NAB to FCC: Limit Online Filing Complaints

Points to groups filing 'nuisance' suits and lodging 'spurious allegations'

The National Association of Broadcasters is asking the FCC to at least look into limiting its public file complaint process to "actual viewers and listeners" rather than "persons or entities unrelated to local communities of license."

Various groups have been monitoring the files and filing complaints at the FCC, particularly about political filings.

The FCC did not identify any groups whose complaints it thought did not represent viewers and listeners, but said that "declining to consider public file complaints submitted from persons or entities unrelated to local communities of license would be consistent with the long-standing purpose of local public files. It would also reduce spurious allegations against stations, discourage the filing of mass electronic complaints made possible by today's technology, and conserve the FCC's limited resources for addressing valid and more locally relevant complaints."

That came in NAB's comments on the FCC's proposal to expand its requirement that TV stations make their public files — political ads, kids programming, etc. —  cover cable and satellite TV, as well as broadcast and satellite radio.

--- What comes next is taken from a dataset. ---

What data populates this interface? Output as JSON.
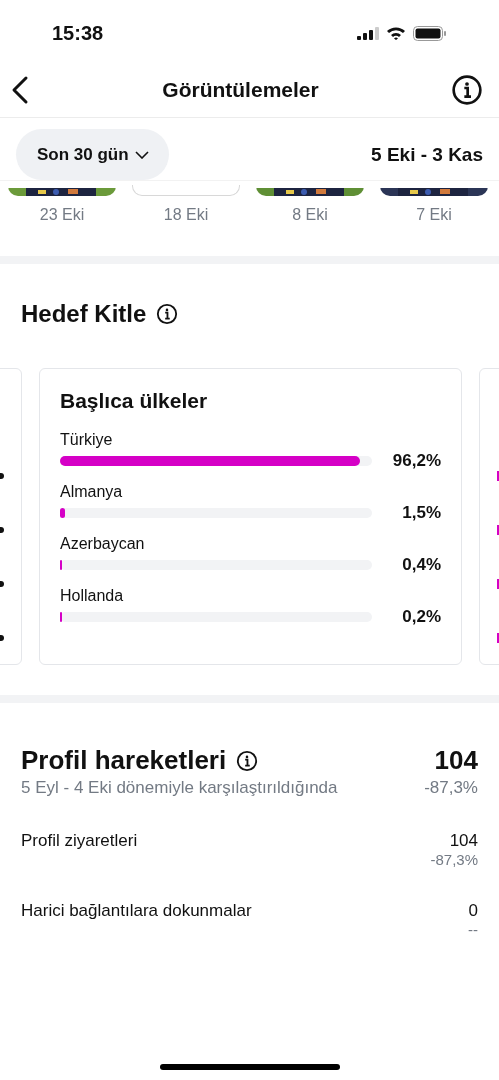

The FCC voted in December to propose requiring cable and DBS systems and radio stations (and XM-Sirius) to post their public files, including political files, in an FCC-administered online database.

That came in response to a petition filed by campaign finance reform groups seeking that extended online filing, some of the same groups NAB appears to be suggesting should not get to file complaints since they filed complaints against political filings that the FCC ultimately dismissed.

NAB conceded that the issue had not been raised in the FCC Notice of Proposed Rulemaking on which it was commenting, and took the opportunity to ask the FCC to open a rulemaking into the issue.

The FCC in August asked whether that online filing requirement should be extended, seeking input on a petition to that effect filed by the Campaign Legal Center, Common Cause and the Sunlight Foundation.

The December NPRM was responsive to that petition, but added radio stations, which the petitioners did not ask be included, so it was responsive-plus.

The campaign finance reform groups sought enhanced disclosure of political ad files as one way to help them counter the flood of so-called "dark" money expenditures by third-party groups that followed the Supreme Court's decision in the Citizens United case lifting limits on federal election spending by corporations and unions, spending that can be made through such groups.

Political files are records of political advertising purchases made by the media outlets, what they cost, and who made them, though Sunlight and the other petitioners argue the FCC also needs to tighten disclosure requirements on who is actually funding the ads, rather than just the name on the contract.